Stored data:
==*==
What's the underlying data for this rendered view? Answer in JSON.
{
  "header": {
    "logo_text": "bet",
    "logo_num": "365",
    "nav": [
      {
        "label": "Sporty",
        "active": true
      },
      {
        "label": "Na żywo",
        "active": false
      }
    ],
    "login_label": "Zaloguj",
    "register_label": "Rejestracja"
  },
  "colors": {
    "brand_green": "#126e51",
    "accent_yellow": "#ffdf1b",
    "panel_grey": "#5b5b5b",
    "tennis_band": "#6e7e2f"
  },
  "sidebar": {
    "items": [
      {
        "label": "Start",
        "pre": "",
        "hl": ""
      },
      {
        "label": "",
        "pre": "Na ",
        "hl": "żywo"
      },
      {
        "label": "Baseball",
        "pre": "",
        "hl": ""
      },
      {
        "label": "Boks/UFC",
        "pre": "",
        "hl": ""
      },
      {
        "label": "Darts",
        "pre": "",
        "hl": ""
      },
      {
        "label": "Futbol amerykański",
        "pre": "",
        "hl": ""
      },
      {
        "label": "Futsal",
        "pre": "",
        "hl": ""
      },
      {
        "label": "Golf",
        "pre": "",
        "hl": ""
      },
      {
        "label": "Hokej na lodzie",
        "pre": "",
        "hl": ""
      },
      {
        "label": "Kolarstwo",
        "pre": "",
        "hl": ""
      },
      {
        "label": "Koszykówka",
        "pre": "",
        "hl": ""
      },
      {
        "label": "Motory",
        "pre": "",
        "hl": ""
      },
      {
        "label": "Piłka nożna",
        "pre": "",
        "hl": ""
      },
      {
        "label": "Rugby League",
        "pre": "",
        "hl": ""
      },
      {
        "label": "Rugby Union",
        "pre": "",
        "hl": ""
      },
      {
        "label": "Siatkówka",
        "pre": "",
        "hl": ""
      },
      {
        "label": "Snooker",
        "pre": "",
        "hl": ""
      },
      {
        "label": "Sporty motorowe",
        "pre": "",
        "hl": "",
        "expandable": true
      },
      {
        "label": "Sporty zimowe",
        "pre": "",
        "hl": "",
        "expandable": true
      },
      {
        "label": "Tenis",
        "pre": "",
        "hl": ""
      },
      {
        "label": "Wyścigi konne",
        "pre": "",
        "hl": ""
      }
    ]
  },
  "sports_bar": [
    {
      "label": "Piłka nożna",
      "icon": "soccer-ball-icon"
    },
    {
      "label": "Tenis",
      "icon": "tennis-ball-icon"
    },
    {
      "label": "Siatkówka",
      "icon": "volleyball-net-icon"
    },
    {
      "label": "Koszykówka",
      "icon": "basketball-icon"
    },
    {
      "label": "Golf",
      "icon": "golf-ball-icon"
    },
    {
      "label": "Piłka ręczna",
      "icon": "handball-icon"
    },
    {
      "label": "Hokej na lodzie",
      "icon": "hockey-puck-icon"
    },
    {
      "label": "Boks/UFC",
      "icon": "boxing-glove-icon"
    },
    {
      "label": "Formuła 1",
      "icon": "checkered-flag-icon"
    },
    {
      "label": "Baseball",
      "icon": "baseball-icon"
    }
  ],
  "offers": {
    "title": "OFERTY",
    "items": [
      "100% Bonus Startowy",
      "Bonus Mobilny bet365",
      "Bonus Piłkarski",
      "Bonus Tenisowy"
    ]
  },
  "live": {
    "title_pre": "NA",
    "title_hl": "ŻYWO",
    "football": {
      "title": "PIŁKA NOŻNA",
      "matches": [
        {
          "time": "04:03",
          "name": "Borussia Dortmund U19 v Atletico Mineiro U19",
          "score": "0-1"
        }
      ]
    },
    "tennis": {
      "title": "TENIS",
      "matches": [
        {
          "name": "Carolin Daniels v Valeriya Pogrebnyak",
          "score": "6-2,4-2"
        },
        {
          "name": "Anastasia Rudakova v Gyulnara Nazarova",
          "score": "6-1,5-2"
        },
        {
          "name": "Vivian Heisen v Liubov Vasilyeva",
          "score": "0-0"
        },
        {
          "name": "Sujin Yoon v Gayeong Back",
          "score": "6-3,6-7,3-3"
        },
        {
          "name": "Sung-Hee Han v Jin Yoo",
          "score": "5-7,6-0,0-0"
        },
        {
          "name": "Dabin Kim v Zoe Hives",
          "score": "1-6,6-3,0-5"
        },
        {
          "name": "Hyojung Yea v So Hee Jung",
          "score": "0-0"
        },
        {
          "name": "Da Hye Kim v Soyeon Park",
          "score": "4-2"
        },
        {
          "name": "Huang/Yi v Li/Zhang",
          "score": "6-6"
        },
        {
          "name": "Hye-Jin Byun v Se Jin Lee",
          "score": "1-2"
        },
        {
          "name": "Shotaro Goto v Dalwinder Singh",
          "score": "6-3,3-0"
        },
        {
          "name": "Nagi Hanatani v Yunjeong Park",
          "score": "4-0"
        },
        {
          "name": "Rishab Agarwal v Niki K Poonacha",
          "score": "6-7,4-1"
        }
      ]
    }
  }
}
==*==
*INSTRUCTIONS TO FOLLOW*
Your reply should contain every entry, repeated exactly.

*SOLUTION TO THIS PROBLEM*
What's the underlying data for this rendered view? Answer in JSON.
{
  "header": {
    "logo_text": "bet",
    "logo_num": "365",
    "nav": [
      {
        "label": "Sporty",
        "active": true
      },
      {
        "label": "Na żywo",
        "active": false
      }
    ],
    "login_label": "Zaloguj",
    "register_label": "Rejestracja"
  },
  "colors": {
    "brand_green": "#126e51",
    "accent_yellow": "#ffdf1b",
    "panel_grey": "#5b5b5b",
    "tennis_band": "#6e7e2f"
  },
  "sidebar": {
    "items": [
      {
        "label": "Start",
        "pre": "",
        "hl": ""
      },
      {
        "label": "",
        "pre": "Na ",
        "hl": "żywo"
      },
      {
        "label": "Baseball",
        "pre": "",
        "hl": ""
      },
      {
        "label": "Boks/UFC",
        "pre": "",
        "hl": ""
      },
      {
        "label": "Darts",
        "pre": "",
        "hl": ""
      },
      {
        "label": "Futbol amerykański",
        "pre": "",
        "hl": ""
      },
      {
        "label": "Futsal",
        "pre": "",
        "hl": ""
      },
      {
        "label": "Golf",
        "pre": "",
        "hl": ""
      },
      {
        "label": "Hokej na lodzie",
        "pre": "",
        "hl": ""
      },
      {
        "label": "Kolarstwo",
        "pre": "",
        "hl": ""
      },
      {
        "label": "Koszykówka",
        "pre": "",
        "hl": ""
      },
      {
        "label": "Motory",
        "pre": "",
        "hl": ""
      },
      {
        "label": "Piłka nożna",
        "pre": "",
        "hl": ""
      },
      {
        "label": "Rugby League",
        "pre": "",
        "hl": ""
      },
      {
        "label": "Rugby Union",
        "pre": "",
        "hl": ""
      },
      {
        "label": "Siatkówka",
        "pre": "",
        "hl": ""
      },
      {
        "label": "Snooker",
        "pre": "",
        "hl": ""
      },
      {
        "label": "Sporty motorowe",
        "pre": "",
        "hl": "",
        "expandable": true
      },
      {
        "label": "Sporty zimowe",
        "pre": "",
        "hl": "",
        "expandable": true
      },
      {
        "label": "Tenis",
        "pre": "",
        "hl": ""
      },
      {
        "label": "Wyścigi konne",
        "pre": "",
        "hl": ""
      }
    ]
  },
  "sports_bar": [
    {
      "label": "Piłka nożna",
      "icon": "soccer-ball-icon"
    },
    {
      "label": "Tenis",
      "icon": "tennis-ball-icon"
    },
    {
      "label": "Siatkówka",
      "icon": "volleyball-net-icon"
    },
    {
      "label": "Koszykówka",
      "icon": "basketball-icon"
    },
    {
      "label": "Golf",
      "icon": "golf-ball-icon"
    },
    {
      "label": "Piłka ręczna",
      "icon": "handball-icon"
    },
    {
      "label": "Hokej na lodzie",
      "icon": "hockey-puck-icon"
    },
    {
      "label": "Boks/UFC",
      "icon": "boxing-glove-icon"
    },
    {
      "label": "Formuła 1",
      "icon": "checkered-flag-icon"
    },
    {
      "label": "Baseball",
      "icon": "baseball-icon"
    }
  ],
  "offers": {
    "title": "OFERTY",
    "items": [
      "100% Bonus Startowy",
      "Bonus Mobilny bet365",
      "Bonus Piłkarski",
      "Bonus Tenisowy"
    ]
  },
  "live": {
    "title_pre": "NA",
    "title_hl": "ŻYWO",
    "football": {
      "title": "PIŁKA NOŻNA",
      "matches": [
        {
          "time": "04:03",
          "name": "Borussia Dortmund U19 v Atletico Mineiro U19",
          "score": "0-1"
        }
      ]
    },
    "tennis": {
      "title": "TENIS",
      "matches": [
        {
          "name": "Carolin Daniels v Valeriya Pogrebnyak",
          "score": "6-2,4-2"
        },
        {
          "name": "Anastasia Rudakova v Gyulnara Nazarova",
          "score": "6-1,5-2"
        },
        {
          "name": "Vivian Heisen v Liubov Vasilyeva",
          "score": "0-0"
        },
        {
          "name": "Sujin Yoon v Gayeong Back",
          "score": "6-3,6-7,3-3"
        },
        {
          "name": "Sung-Hee Han v Jin Yoo",
          "score": "5-7,6-0,0-0"
        },
        {
          "name": "Dabin Kim v Zoe Hives",
          "score": "1-6,6-3,0-5"
        },
        {
          "name": "Hyojung Yea v So Hee Jung",
          "score": "0-0"
        },
        {
          "name": "Da Hye Kim v Soyeon Park",
          "score": "4-2"
        },
        {
          "name": "Huang/Yi v Li/Zhang",
          "score": "6-6"
        },
        {
          "name": "Hye-Jin Byun v Se Jin Lee",
          "score": "1-2"
        },
        {
          "name": "Shotaro Goto v Dalwinder Singh",
          "score": "6-3,3-0"
        },
        {
          "name": "Nagi Hanatani v Yunjeong Park",
          "score": "4-0"
        },
        {
          "name": "Rishab Agarwal v Niki K Poonacha",
          "score": "6-7,4-1"
        }
      ]
    }
  }
}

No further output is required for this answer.